For more than three decades, annual funding for Arizona public schools has been based on the number of students enrolled the previous year.
Last year, legislators voted to change that, beginning next school year, to estimated enrollment in the current year.
The immediate impact, unless education advocates are successful in rolling it back as many seek to do, will be a reduction in funding for 149 school districts, or 64 percent of all Arizona districts, by a cumulative total of $40 million.
In contrast, 83 school districts will see a slight increase, a combined total of $7.2 million.
According to an Arizona Department of Education analysis of data from 2014-2015, the new law adversely impacts districts with declining enrollment.
Budgeting is also expected to become more complex, as schools also will need to develop budgets and possibly reduce or increase expenditures throughout the year, without having final counts of the number of students, special education students and English Language Learners until after the end of the fiscal year.
The Department of Education also said the change could possibly reduce budgeted override amounts, affect tuition paid by elementary school districts not within a union high school district, impact distributions from the classroom site fund and instructional improvement fund among other concerns.
Tax Dollars for Private Schools
Arizona public school advocates will continue to seek to raise financial and academic accountability and stop the expansion of Empowerment Scholarship Accounts, which provide dollars from the state’s general fund directly to individual students who choose not to attend district or charter schools.

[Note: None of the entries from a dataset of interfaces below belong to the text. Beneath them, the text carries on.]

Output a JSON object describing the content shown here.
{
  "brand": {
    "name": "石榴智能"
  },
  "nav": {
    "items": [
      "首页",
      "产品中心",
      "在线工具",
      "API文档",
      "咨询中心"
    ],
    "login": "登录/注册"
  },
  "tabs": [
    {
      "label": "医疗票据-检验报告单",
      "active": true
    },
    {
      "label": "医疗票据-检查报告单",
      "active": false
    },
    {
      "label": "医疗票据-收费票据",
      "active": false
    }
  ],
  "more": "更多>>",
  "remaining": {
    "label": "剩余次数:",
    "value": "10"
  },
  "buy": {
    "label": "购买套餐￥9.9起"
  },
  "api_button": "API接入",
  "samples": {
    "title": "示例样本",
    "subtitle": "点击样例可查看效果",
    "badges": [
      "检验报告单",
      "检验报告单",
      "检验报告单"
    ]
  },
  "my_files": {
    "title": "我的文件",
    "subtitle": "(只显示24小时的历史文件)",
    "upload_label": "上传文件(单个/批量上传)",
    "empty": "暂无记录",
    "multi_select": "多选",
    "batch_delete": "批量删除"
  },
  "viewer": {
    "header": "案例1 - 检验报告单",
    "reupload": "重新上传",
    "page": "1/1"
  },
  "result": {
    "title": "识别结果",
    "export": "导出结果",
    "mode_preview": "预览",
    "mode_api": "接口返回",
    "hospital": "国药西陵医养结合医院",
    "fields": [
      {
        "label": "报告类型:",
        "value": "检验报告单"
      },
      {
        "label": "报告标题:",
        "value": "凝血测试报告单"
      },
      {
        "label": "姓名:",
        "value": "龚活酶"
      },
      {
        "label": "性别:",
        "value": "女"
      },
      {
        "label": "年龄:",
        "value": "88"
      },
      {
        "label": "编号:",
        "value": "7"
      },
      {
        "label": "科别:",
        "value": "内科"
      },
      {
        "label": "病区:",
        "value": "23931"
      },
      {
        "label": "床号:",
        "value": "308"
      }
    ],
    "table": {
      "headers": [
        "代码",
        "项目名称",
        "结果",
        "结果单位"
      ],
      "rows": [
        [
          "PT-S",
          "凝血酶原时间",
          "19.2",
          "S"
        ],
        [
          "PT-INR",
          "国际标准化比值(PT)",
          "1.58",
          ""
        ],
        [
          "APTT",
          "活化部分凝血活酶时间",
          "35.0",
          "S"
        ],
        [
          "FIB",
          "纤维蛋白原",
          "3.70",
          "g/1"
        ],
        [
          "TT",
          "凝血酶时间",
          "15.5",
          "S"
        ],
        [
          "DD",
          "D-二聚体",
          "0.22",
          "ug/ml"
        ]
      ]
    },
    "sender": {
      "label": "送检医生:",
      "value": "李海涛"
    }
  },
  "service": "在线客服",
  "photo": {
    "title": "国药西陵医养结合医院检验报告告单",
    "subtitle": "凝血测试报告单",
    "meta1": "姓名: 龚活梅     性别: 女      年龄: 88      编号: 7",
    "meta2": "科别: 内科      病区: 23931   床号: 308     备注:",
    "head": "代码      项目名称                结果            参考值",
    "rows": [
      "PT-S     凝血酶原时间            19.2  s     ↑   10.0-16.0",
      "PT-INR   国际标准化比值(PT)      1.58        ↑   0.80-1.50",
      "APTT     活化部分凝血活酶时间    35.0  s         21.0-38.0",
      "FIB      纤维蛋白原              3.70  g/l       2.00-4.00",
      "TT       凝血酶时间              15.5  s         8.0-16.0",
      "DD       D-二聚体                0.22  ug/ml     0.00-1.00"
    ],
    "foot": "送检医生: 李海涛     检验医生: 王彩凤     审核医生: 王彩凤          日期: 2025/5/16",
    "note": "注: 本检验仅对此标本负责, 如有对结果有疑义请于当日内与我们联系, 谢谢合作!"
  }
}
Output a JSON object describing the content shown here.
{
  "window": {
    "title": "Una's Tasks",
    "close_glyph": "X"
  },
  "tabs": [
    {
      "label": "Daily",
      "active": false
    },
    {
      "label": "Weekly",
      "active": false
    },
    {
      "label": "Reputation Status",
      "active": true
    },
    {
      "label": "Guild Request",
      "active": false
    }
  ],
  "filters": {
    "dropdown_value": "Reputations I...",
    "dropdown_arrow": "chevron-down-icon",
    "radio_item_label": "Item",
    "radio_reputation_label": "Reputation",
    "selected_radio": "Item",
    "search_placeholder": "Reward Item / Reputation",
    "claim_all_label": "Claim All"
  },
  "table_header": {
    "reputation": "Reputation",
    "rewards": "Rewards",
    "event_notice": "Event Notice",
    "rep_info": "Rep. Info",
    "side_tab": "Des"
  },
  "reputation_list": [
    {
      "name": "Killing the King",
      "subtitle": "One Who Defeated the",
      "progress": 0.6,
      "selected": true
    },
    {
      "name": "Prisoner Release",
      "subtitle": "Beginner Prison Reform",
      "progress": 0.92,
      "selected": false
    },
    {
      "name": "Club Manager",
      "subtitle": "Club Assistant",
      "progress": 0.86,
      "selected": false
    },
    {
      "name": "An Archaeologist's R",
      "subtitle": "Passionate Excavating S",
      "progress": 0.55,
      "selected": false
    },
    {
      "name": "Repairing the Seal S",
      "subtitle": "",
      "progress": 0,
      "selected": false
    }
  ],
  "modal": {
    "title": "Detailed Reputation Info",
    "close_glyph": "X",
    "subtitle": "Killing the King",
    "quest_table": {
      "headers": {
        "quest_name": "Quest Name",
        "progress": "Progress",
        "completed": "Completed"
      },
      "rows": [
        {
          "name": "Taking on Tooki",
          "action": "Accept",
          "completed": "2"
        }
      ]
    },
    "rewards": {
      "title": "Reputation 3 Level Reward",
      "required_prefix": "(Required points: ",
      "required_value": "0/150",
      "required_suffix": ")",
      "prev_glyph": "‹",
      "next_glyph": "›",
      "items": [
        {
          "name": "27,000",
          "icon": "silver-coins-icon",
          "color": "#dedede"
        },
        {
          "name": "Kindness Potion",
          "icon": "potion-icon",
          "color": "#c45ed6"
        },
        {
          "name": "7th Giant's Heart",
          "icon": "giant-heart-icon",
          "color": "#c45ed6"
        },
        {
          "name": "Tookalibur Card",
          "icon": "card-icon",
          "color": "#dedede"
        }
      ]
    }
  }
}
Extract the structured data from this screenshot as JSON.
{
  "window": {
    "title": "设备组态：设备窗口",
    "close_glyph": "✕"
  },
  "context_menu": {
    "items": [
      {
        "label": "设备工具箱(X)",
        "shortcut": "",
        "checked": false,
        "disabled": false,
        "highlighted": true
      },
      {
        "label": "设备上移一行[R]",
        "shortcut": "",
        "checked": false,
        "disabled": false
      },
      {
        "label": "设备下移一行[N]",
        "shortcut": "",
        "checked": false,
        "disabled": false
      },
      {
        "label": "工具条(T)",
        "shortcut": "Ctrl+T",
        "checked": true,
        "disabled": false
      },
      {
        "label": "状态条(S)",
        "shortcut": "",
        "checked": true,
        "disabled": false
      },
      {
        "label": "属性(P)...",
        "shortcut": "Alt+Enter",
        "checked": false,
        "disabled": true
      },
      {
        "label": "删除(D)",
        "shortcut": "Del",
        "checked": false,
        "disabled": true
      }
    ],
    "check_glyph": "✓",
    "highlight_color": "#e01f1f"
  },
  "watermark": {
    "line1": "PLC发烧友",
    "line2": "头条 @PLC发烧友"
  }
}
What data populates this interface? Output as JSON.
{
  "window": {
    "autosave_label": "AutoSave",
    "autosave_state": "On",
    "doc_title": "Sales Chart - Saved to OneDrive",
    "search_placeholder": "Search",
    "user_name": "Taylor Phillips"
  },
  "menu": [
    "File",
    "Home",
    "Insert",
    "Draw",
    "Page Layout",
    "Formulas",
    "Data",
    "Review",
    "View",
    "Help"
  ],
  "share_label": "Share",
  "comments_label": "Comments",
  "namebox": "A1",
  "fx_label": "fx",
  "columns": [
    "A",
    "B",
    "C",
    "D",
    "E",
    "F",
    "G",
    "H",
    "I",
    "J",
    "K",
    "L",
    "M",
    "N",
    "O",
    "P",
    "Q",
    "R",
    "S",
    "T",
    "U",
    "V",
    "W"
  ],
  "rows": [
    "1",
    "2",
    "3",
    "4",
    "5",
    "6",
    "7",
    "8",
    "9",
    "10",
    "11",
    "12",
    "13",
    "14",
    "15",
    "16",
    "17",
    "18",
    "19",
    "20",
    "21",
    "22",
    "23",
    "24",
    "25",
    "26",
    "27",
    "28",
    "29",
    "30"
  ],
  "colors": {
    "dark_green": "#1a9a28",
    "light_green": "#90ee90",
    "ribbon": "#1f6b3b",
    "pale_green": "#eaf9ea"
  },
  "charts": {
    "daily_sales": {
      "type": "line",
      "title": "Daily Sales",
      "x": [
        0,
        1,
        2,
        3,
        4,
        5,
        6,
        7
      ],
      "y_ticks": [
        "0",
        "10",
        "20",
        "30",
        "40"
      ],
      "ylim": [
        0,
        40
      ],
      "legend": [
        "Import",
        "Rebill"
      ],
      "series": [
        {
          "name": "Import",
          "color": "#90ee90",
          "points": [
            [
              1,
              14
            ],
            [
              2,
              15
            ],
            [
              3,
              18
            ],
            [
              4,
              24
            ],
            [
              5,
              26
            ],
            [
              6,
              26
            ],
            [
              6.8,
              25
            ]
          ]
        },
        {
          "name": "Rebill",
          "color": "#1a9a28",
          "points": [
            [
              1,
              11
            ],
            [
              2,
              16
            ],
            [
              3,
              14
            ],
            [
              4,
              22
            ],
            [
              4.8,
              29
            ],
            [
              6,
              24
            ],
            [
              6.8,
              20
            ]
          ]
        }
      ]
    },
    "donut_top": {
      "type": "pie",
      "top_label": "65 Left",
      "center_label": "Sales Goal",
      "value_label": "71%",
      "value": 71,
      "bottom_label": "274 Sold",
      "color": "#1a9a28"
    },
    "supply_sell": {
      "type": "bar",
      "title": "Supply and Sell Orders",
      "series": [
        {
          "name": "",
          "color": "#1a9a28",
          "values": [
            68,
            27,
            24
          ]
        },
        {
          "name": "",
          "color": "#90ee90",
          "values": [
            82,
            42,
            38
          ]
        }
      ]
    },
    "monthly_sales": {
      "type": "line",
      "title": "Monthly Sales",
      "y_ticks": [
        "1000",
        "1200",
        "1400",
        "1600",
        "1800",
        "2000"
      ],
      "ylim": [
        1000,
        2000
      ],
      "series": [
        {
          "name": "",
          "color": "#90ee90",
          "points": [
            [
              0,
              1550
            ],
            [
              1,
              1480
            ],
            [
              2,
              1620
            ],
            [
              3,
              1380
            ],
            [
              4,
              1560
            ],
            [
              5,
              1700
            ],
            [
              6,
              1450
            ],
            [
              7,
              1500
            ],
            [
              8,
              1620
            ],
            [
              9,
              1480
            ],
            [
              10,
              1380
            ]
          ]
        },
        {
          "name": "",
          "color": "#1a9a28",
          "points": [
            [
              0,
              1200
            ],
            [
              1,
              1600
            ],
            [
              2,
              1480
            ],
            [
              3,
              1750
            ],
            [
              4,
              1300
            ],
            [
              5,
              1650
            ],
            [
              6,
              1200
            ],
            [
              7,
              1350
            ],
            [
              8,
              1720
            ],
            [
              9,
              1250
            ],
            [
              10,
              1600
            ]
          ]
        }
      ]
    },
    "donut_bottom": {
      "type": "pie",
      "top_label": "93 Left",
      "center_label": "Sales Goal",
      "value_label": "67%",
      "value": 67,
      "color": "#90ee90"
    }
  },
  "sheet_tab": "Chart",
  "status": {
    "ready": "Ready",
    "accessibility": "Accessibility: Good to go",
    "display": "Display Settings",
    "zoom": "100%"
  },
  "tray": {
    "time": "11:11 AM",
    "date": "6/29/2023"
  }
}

In 2013 and in 2015, over 83 percent of ESA funds were spent on tuition to private schools.
Advocates are also trying to slow the legislated growth of the total amount of tax-free donations from corporations to private school student tuition organizations.
Preserving Funding for Equity
Last year legislators took aim at the additional local funding 20 Arizona school districts are able to access to increase racial and ethnic balance in their schools and provide equal access to high quality education.
This session, education advocates have made a high priority of preventing cuts or changes to desegregation funding, which provides for such supports as reduced class sizes and tutoring.
About 20 school districts across Arizona are able to levy higher property taxes as part of the desegregation funding agreement or court order made with the federal government decades ago.